Segment Open

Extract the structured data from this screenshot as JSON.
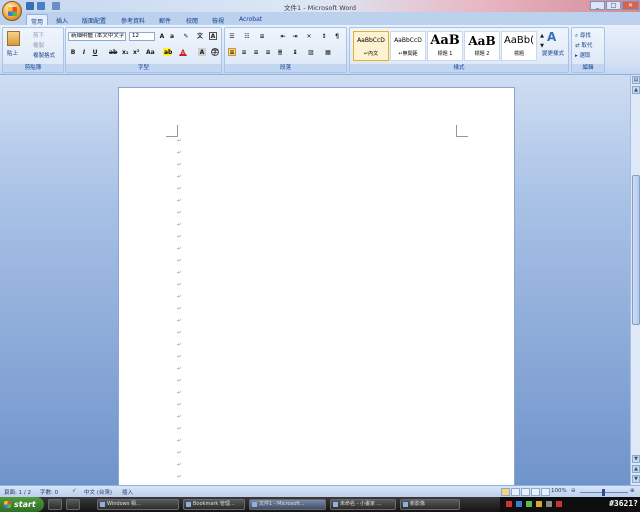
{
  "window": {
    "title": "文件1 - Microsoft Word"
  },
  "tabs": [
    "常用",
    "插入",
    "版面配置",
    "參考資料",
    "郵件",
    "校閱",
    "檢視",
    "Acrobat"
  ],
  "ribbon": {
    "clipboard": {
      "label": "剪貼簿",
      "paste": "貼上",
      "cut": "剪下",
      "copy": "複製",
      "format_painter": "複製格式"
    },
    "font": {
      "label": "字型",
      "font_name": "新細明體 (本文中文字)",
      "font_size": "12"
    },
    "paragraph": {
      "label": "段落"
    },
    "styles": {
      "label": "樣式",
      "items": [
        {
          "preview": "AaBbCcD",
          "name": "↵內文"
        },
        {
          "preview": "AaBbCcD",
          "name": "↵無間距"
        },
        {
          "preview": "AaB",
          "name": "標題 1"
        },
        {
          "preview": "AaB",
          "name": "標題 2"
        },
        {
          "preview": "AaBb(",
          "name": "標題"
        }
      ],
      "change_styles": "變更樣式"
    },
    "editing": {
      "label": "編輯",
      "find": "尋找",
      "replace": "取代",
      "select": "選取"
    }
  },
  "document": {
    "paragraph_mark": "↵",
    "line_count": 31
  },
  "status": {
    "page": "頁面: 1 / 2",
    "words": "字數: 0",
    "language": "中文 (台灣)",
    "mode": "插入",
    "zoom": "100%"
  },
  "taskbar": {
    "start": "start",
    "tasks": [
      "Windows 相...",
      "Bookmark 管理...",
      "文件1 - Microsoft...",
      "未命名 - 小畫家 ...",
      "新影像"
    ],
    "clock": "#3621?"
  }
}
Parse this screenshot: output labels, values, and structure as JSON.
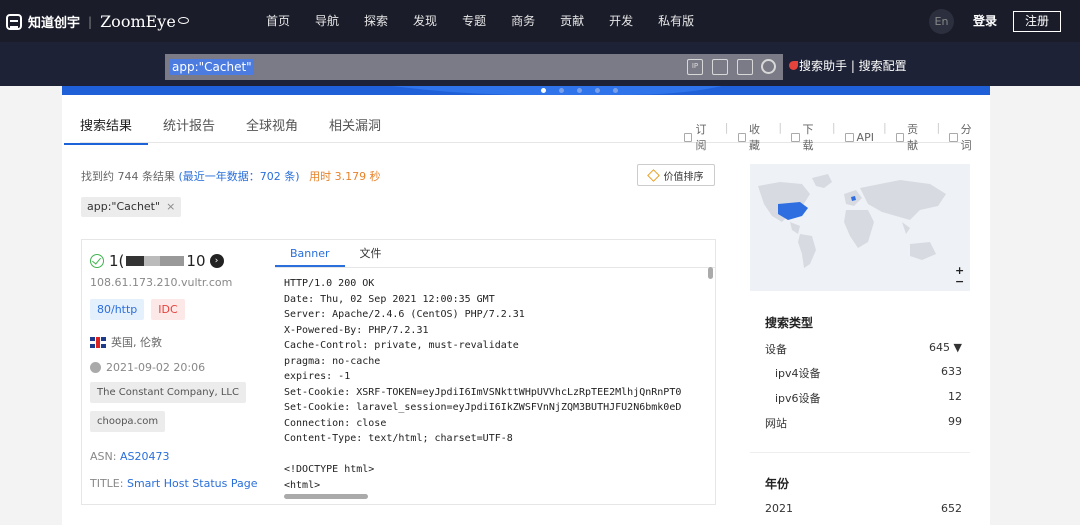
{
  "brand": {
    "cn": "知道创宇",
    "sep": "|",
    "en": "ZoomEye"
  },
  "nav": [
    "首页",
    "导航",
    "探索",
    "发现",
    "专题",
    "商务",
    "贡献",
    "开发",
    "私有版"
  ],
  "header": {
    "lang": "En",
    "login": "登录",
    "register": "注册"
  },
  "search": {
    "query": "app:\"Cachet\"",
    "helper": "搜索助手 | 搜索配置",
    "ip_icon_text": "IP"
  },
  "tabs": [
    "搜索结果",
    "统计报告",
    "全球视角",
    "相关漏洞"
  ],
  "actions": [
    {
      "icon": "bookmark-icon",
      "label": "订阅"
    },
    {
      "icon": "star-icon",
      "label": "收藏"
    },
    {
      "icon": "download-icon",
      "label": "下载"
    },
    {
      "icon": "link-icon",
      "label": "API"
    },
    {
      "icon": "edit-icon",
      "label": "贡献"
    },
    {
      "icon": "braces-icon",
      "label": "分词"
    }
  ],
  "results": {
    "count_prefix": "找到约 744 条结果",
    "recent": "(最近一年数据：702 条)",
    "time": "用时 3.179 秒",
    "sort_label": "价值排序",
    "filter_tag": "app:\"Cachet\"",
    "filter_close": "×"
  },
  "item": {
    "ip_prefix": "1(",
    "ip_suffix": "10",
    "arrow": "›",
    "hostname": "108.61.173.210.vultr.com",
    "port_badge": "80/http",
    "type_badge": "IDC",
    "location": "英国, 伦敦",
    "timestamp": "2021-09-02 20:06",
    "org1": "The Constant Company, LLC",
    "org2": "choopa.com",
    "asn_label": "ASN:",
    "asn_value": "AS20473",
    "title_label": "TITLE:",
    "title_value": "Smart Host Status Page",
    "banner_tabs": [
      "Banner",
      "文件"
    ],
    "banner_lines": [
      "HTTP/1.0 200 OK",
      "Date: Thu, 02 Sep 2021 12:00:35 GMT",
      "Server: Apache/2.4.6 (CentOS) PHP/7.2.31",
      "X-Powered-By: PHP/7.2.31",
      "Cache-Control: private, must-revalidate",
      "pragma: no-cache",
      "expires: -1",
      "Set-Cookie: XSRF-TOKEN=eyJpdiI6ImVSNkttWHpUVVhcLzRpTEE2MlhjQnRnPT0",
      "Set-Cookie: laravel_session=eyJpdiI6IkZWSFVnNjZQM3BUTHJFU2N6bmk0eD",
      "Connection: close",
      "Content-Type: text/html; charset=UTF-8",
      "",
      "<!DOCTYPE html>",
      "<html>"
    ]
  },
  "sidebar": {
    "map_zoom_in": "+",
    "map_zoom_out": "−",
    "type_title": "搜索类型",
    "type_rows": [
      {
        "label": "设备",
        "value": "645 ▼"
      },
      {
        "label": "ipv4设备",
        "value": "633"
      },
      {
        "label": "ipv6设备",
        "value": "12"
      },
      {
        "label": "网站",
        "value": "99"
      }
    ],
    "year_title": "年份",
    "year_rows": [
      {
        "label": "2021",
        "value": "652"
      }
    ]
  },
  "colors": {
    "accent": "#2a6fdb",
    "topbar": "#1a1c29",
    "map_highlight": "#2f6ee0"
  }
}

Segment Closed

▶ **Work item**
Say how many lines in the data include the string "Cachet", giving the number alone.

▶ **Answer to this task**
2